Longtime trendspotters can tell you that some of the most important trends can be grouped into übertrends, to use a prefix that has become a trend in its own right — thank you, ride-brokering service that changed everything. The majority of trend reports end up taking a theme, such as maker or DIY, technology or economic behavior, because many distinct and important phenomena originate from a single root cause. Understanding that root is essential for deciphering its tendrils.
For 2016, Havas PR is calling its übertrend Uneasy Street.
Blame it on 9/11, the financial crisis, ISIS, the media, or the frantic pace of life, or maybe blame the blame culture itself. A sense of unease pervades most of our days right now. Whether we’re taking our kids to school or trying to fall asleep, we’re attempting to make peace with the abiding feeling that things aren’t as they should be, that threats are looming, and that people need to do something about it. We’re engaged in a constant struggle between staying in or bailing out. Emotional alarm bells ring endlessly, and we’re trying in various ways to quiet the din.
Stories that make readers uneasy seem to be thriving in the media — bad news sells, which is why groups like No Notoriety have their work cut out for them. In the worst case, it fuels a sense of being at hope’s edge, in crisis mode, and it also brings out all the negative commentators who join the trialogue and claim every form of conspiracy.
Whether PR pro or not, it’s tough for all of us to stop the clanging. For anyone with children, keeping them out of harm’s way seems to have become a full-time occupation. To add to the worries, though, it looks as if going the extra mile to look after them makes them more vulnerable as they grow up. Are they — and we, too — spending too much time with technology? What is it doing to their brains and bodies, and ours? Maybe we won’t know for sure for another few years, and by then it might be too late. And even if it turns out that technology is bad for us, it’s likely to prove a very difficult habit to kick; research has shown that each new cycle of technology is more addictive than the one before. It’s right up there on our list of supremely pleasurable but ultimately self-sabotaging behaviors, like eating the prepared and processed foods that we consume in increasing proportions.
Then there’s climate change. Many are worried about it, or at least seriously uneasy, while others have decided that everything is cyclical and there’s nothing to be concerned about. Either way, global citizens are coping with weird weather. We like a warm day, but as we’re celebrating the New Year, it’s deeply unnerving. Then again, what can we do about any of it? So we try to tamp down our anxiety. Fear drives us, yet we want to be hopeful. This ties into a trend Havas PR spotted for 2013: people pressuring businesses to do good.
More worries: Who can we believe on these topics? Whose opinions can be trusted? The tone of debate leading up to the 2016 presidential elections is only making answering these questions trickier. Does cutting taxes really make for a better economy, or does it just make rich people richer?

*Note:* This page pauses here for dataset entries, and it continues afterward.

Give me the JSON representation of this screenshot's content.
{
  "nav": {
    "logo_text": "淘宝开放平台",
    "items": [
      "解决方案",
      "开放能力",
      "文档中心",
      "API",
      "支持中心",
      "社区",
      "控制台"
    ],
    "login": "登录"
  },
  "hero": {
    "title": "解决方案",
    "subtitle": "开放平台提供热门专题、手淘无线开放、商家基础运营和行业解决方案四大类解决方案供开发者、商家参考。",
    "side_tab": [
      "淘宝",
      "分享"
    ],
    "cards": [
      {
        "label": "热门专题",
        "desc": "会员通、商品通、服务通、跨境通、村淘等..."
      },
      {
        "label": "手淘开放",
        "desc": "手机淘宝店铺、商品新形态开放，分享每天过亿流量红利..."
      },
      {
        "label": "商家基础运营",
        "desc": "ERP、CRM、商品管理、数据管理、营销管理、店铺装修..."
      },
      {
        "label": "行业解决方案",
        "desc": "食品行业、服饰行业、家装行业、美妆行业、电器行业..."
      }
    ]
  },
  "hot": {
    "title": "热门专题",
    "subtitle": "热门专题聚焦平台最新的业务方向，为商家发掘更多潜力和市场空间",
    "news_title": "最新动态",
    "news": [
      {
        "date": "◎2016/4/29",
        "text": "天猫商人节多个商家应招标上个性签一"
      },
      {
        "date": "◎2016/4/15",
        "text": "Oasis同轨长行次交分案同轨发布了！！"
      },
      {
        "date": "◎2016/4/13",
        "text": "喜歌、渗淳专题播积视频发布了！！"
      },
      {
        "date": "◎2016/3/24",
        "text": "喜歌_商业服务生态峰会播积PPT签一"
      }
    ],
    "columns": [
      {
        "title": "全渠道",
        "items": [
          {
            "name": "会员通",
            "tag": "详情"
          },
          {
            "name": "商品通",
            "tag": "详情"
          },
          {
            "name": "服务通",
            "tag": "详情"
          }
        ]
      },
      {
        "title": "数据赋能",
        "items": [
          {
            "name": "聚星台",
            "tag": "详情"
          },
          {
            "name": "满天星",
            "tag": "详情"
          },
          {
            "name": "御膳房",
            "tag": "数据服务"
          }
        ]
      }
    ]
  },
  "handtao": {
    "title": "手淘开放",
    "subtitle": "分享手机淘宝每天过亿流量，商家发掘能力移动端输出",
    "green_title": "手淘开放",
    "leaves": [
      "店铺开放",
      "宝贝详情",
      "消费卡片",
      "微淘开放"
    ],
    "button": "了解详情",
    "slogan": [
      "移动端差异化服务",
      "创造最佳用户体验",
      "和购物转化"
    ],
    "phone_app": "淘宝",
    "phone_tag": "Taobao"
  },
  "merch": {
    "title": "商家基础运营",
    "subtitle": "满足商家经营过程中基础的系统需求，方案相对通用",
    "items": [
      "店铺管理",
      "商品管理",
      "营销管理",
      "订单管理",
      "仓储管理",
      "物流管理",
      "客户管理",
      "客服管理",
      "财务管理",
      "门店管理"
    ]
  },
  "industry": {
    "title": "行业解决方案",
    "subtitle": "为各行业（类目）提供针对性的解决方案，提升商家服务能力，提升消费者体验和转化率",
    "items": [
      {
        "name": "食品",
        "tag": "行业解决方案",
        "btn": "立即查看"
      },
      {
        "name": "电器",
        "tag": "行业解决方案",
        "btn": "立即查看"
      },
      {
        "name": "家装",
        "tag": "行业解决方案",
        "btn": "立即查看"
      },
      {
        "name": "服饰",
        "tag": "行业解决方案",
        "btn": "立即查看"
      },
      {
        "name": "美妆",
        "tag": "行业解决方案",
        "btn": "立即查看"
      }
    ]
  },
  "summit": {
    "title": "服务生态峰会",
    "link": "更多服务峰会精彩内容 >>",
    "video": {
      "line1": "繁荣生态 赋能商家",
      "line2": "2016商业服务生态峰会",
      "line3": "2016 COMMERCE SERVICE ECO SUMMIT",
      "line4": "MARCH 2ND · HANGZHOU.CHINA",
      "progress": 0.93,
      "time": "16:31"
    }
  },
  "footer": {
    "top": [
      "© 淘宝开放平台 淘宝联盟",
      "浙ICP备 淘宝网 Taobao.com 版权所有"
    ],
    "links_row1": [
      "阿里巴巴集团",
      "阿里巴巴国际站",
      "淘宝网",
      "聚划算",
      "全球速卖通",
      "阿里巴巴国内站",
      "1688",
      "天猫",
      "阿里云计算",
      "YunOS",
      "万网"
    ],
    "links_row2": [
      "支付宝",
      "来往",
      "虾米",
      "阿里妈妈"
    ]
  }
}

Does wearing protective headgear reduce the risk of brain damage in sports like high school football, or does it make athletes softer or more careless? We spotted the trend of increasing angst over all things brain-related for 2010, and today discussing brain health is mainstream.
The underlying question raised by this anxiety übertrend is: how can we make our present and future more secure? Or rather: What’s the easiest, most enjoyable way to make our present and future more secure?
Businesses are rushing to answer that question, but for now, real answers are still elusive. This is why marketers need to understand the Uneasy Street trend, so that they can effectively recognize and fulfill opportunities as clients and their audiences strive to find peace of mind.
Marian Salzman is CEO of Havas PR US.